WHAT IS EXPECTED —
The entries that follow should come back exactly, with no pictures among them.

——

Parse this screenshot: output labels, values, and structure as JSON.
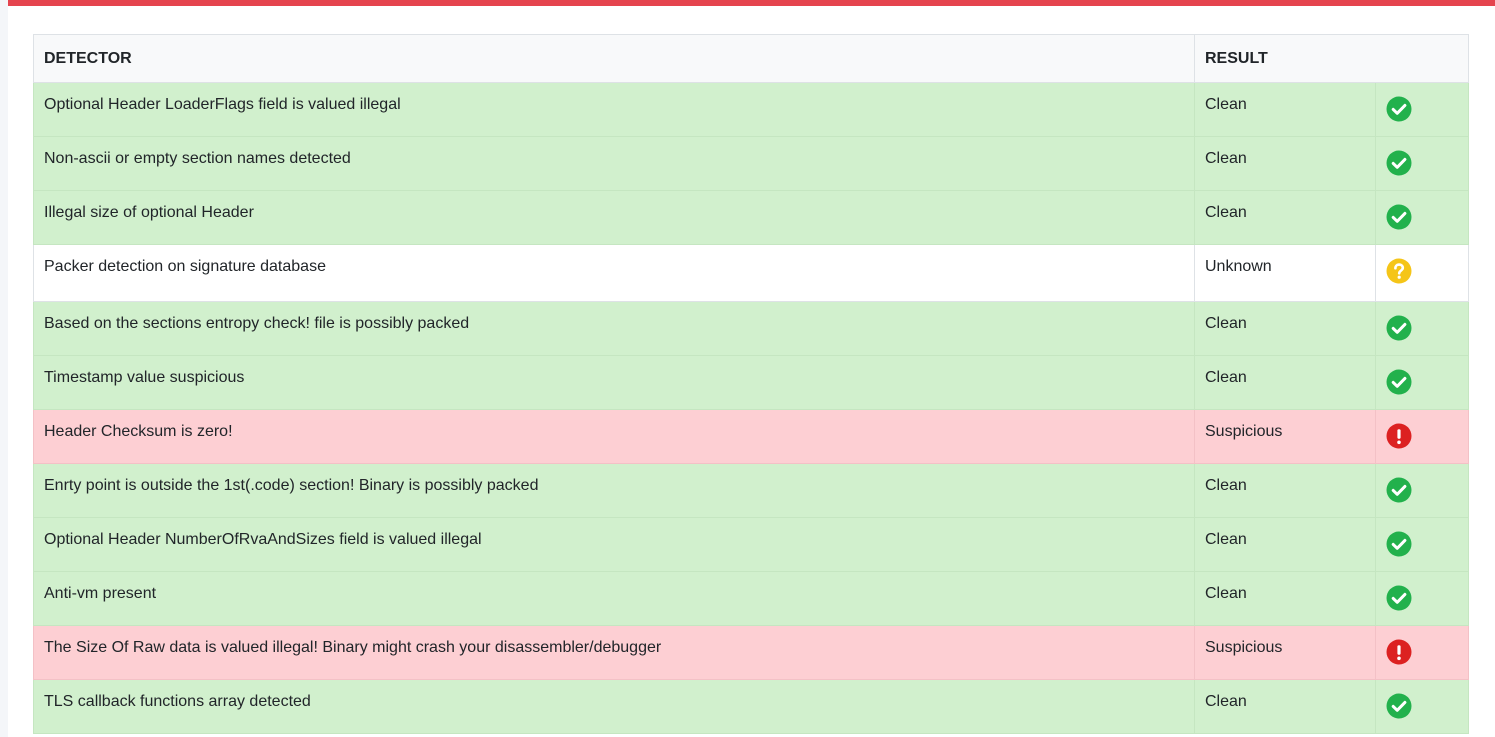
{
  "table": {
    "headers": {
      "detector": "DETECTOR",
      "result": "RESULT"
    },
    "rows": [
      {
        "detector": "Optional Header LoaderFlags field is valued illegal",
        "result": "Clean",
        "status": "clean"
      },
      {
        "detector": "Non-ascii or empty section names detected",
        "result": "Clean",
        "status": "clean"
      },
      {
        "detector": "Illegal size of optional Header",
        "result": "Clean",
        "status": "clean"
      },
      {
        "detector": "Packer detection on signature database",
        "result": "Unknown",
        "status": "unknown"
      },
      {
        "detector": "Based on the sections entropy check! file is possibly packed",
        "result": "Clean",
        "status": "clean"
      },
      {
        "detector": "Timestamp value suspicious",
        "result": "Clean",
        "status": "clean"
      },
      {
        "detector": "Header Checksum is zero!",
        "result": "Suspicious",
        "status": "suspicious"
      },
      {
        "detector": "Enrty point is outside the 1st(.code) section! Binary is possibly packed",
        "result": "Clean",
        "status": "clean"
      },
      {
        "detector": "Optional Header NumberOfRvaAndSizes field is valued illegal",
        "result": "Clean",
        "status": "clean"
      },
      {
        "detector": "Anti-vm present",
        "result": "Clean",
        "status": "clean"
      },
      {
        "detector": "The Size Of Raw data is valued illegal! Binary might crash your disassembler/debugger",
        "result": "Suspicious",
        "status": "suspicious"
      },
      {
        "detector": "TLS callback functions array detected",
        "result": "Clean",
        "status": "clean"
      }
    ]
  },
  "icons": {
    "clean": "check-circle-icon",
    "unknown": "question-circle-icon",
    "suspicious": "exclamation-circle-icon"
  },
  "colors": {
    "accent_border": "#e5444e",
    "clean_row": "#d1f0cd",
    "suspicious_row": "#fdcfd3",
    "clean_icon": "#22b14c",
    "unknown_icon": "#f5c518",
    "suspicious_icon": "#dc2121"
  }
}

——

SOLUTION TO THE PROBLEM —
Parse this screenshot: output labels, values, and structure as JSON.
{
  "table": {
    "headers": {
      "detector": "DETECTOR",
      "result": "RESULT"
    },
    "rows": [
      {
        "detector": "Optional Header LoaderFlags field is valued illegal",
        "result": "Clean",
        "status": "clean"
      },
      {
        "detector": "Non-ascii or empty section names detected",
        "result": "Clean",
        "status": "clean"
      },
      {
        "detector": "Illegal size of optional Header",
        "result": "Clean",
        "status": "clean"
      },
      {
        "detector": "Packer detection on signature database",
        "result": "Unknown",
        "status": "unknown"
      },
      {
        "detector": "Based on the sections entropy check! file is possibly packed",
        "result": "Clean",
        "status": "clean"
      },
      {
        "detector": "Timestamp value suspicious",
        "result": "Clean",
        "status": "clean"
      },
      {
        "detector": "Header Checksum is zero!",
        "result": "Suspicious",
        "status": "suspicious"
      },
      {
        "detector": "Enrty point is outside the 1st(.code) section! Binary is possibly packed",
        "result": "Clean",
        "status": "clean"
      },
      {
        "detector": "Optional Header NumberOfRvaAndSizes field is valued illegal",
        "result": "Clean",
        "status": "clean"
      },
      {
        "detector": "Anti-vm present",
        "result": "Clean",
        "status": "clean"
      },
      {
        "detector": "The Size Of Raw data is valued illegal! Binary might crash your disassembler/debugger",
        "result": "Suspicious",
        "status": "suspicious"
      },
      {
        "detector": "TLS callback functions array detected",
        "result": "Clean",
        "status": "clean"
      }
    ]
  },
  "icons": {
    "clean": "check-circle-icon",
    "unknown": "question-circle-icon",
    "suspicious": "exclamation-circle-icon"
  },
  "colors": {
    "accent_border": "#e5444e",
    "clean_row": "#d1f0cd",
    "suspicious_row": "#fdcfd3",
    "clean_icon": "#22b14c",
    "unknown_icon": "#f5c518",
    "suspicious_icon": "#dc2121"
  }
}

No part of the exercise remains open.